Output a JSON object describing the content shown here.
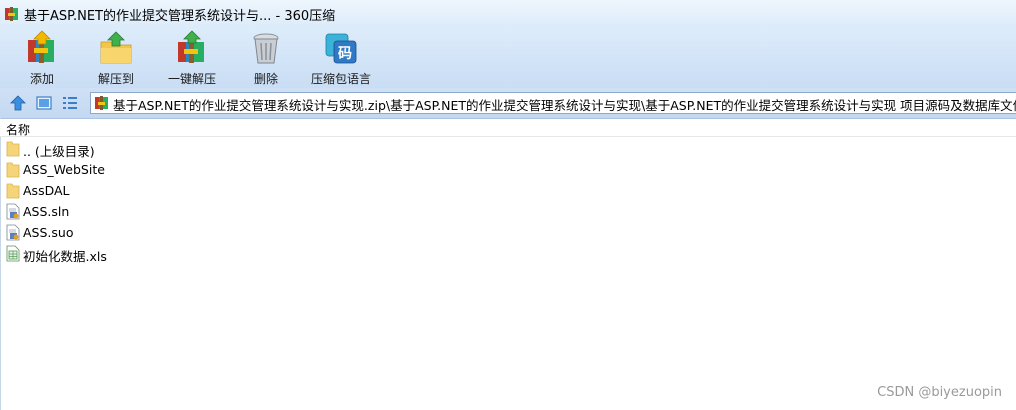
{
  "window": {
    "title": "基于ASP.NET的作业提交管理系统设计与... - 360压缩",
    "app_icon": "archive-icon"
  },
  "toolbar": {
    "buttons": [
      {
        "label": "添加",
        "icon": "add-archive-icon"
      },
      {
        "label": "解压到",
        "icon": "extract-to-icon"
      },
      {
        "label": "一键解压",
        "icon": "one-click-extract-icon"
      },
      {
        "label": "删除",
        "icon": "trash-icon"
      },
      {
        "label": "压缩包语言",
        "icon": "encoding-icon",
        "icon_text": "码"
      }
    ]
  },
  "address": {
    "path": "基于ASP.NET的作业提交管理系统设计与实现.zip\\基于ASP.NET的作业提交管理系统设计与实现\\基于ASP.NET的作业提交管理系统设计与实现 项目源码及数据库文件 - 解"
  },
  "list": {
    "column_name": "名称",
    "items": [
      {
        "name": ".. (上级目录)",
        "type": "folder"
      },
      {
        "name": "ASS_WebSite",
        "type": "folder"
      },
      {
        "name": "AssDAL",
        "type": "folder"
      },
      {
        "name": "ASS.sln",
        "type": "file"
      },
      {
        "name": "ASS.suo",
        "type": "file"
      },
      {
        "name": "初始化数据.xls",
        "type": "spreadsheet"
      }
    ]
  },
  "watermark": "CSDN @biyezuopin",
  "colors": {
    "toolbar_top": "#ddecfb",
    "toolbar_bottom": "#c9ddf4",
    "folder": "#f6d57a",
    "accent": "#2f79c7"
  }
}
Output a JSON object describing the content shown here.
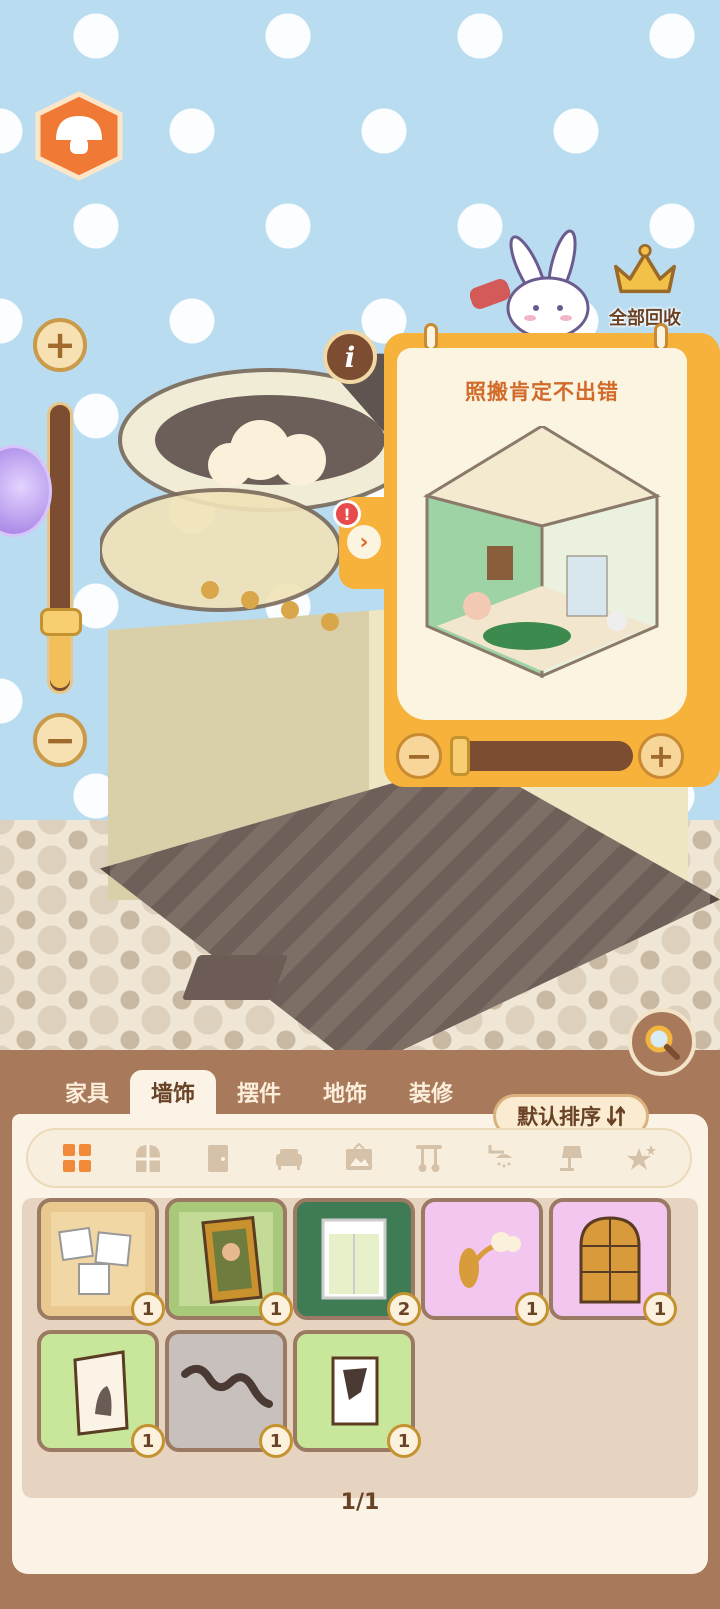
{
  "recycle": {
    "label": "全部回收",
    "icon": "crown-icon"
  },
  "info": {
    "glyph": "i"
  },
  "preview": {
    "title": "照搬肯定不出错",
    "alert": "!",
    "tab_arrow": "›"
  },
  "zoom": {
    "level_fraction": 0.05
  },
  "preview_zoom": {
    "level_fraction": 0.0
  },
  "tabs": [
    {
      "label": "家具",
      "active": false
    },
    {
      "label": "墙饰",
      "active": true
    },
    {
      "label": "摆件",
      "active": false
    },
    {
      "label": "地饰",
      "active": false
    },
    {
      "label": "装修",
      "active": false
    }
  ],
  "sort": {
    "label": "默认排序",
    "icon": "sort-icon"
  },
  "filters": [
    "grid-all-icon",
    "window-icon",
    "door-icon",
    "sofa-icon",
    "picture-icon",
    "utensil-icon",
    "shower-icon",
    "lamp-icon",
    "star-icon"
  ],
  "items": [
    {
      "name": "photo-clips-wall",
      "count": "1",
      "bg": "#e9c98f"
    },
    {
      "name": "portrait-painting",
      "count": "1",
      "bg": "#a9c97a"
    },
    {
      "name": "window-curtain",
      "count": "2",
      "bg": "#3f7c55"
    },
    {
      "name": "cloud-wall-lamp",
      "count": "1",
      "bg": "#f2c6ee"
    },
    {
      "name": "arched-window",
      "count": "1",
      "bg": "#f2c6ee"
    },
    {
      "name": "cat-canvas",
      "count": "1",
      "bg": "#c9e79a"
    },
    {
      "name": "snake-rail",
      "count": "1",
      "bg": "#c8c0bc"
    },
    {
      "name": "abstract-frame",
      "count": "1",
      "bg": "#c9e79a"
    }
  ],
  "pagination": {
    "text": "1/1"
  },
  "colors": {
    "panel": "#a8795a",
    "accent": "#f6b23b",
    "text": "#6a4327"
  }
}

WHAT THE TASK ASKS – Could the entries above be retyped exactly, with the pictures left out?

SOLUTION –
Output a JSON object describing the content shown here.
{
  "window": {
    "title": "基于ASP.NET的作业提交管理系统设计与... - 360压缩",
    "app_icon": "archive-icon"
  },
  "toolbar": {
    "buttons": [
      {
        "label": "添加",
        "icon": "add-archive-icon"
      },
      {
        "label": "解压到",
        "icon": "extract-to-icon"
      },
      {
        "label": "一键解压",
        "icon": "one-click-extract-icon"
      },
      {
        "label": "删除",
        "icon": "trash-icon"
      },
      {
        "label": "压缩包语言",
        "icon": "encoding-icon",
        "icon_text": "码"
      }
    ]
  },
  "address": {
    "path": "基于ASP.NET的作业提交管理系统设计与实现.zip\\基于ASP.NET的作业提交管理系统设计与实现\\基于ASP.NET的作业提交管理系统设计与实现 项目源码及数据库文件 - 解"
  },
  "list": {
    "column_name": "名称",
    "items": [
      {
        "name": ".. (上级目录)",
        "type": "folder"
      },
      {
        "name": "ASS_WebSite",
        "type": "folder"
      },
      {
        "name": "AssDAL",
        "type": "folder"
      },
      {
        "name": "ASS.sln",
        "type": "file"
      },
      {
        "name": "ASS.suo",
        "type": "file"
      },
      {
        "name": "初始化数据.xls",
        "type": "spreadsheet"
      }
    ]
  },
  "watermark": "CSDN @biyezuopin",
  "colors": {
    "toolbar_top": "#ddecfb",
    "toolbar_bottom": "#c9ddf4",
    "folder": "#f6d57a",
    "accent": "#2f79c7"
  }
}
Output a JSON object describing the content shown here.
{
  "recycle": {
    "label": "全部回收",
    "icon": "crown-icon"
  },
  "info": {
    "glyph": "i"
  },
  "preview": {
    "title": "照搬肯定不出错",
    "alert": "!",
    "tab_arrow": "›"
  },
  "zoom": {
    "level_fraction": 0.05
  },
  "preview_zoom": {
    "level_fraction": 0.0
  },
  "tabs": [
    {
      "label": "家具",
      "active": false
    },
    {
      "label": "墙饰",
      "active": true
    },
    {
      "label": "摆件",
      "active": false
    },
    {
      "label": "地饰",
      "active": false
    },
    {
      "label": "装修",
      "active": false
    }
  ],
  "sort": {
    "label": "默认排序",
    "icon": "sort-icon"
  },
  "filters": [
    "grid-all-icon",
    "window-icon",
    "door-icon",
    "sofa-icon",
    "picture-icon",
    "utensil-icon",
    "shower-icon",
    "lamp-icon",
    "star-icon"
  ],
  "items": [
    {
      "name": "photo-clips-wall",
      "count": "1",
      "bg": "#e9c98f"
    },
    {
      "name": "portrait-painting",
      "count": "1",
      "bg": "#a9c97a"
    },
    {
      "name": "window-curtain",
      "count": "2",
      "bg": "#3f7c55"
    },
    {
      "name": "cloud-wall-lamp",
      "count": "1",
      "bg": "#f2c6ee"
    },
    {
      "name": "arched-window",
      "count": "1",
      "bg": "#f2c6ee"
    },
    {
      "name": "cat-canvas",
      "count": "1",
      "bg": "#c9e79a"
    },
    {
      "name": "snake-rail",
      "count": "1",
      "bg": "#c8c0bc"
    },
    {
      "name": "abstract-frame",
      "count": "1",
      "bg": "#c9e79a"
    }
  ],
  "pagination": {
    "text": "1/1"
  },
  "colors": {
    "panel": "#a8795a",
    "accent": "#f6b23b",
    "text": "#6a4327"
  }
}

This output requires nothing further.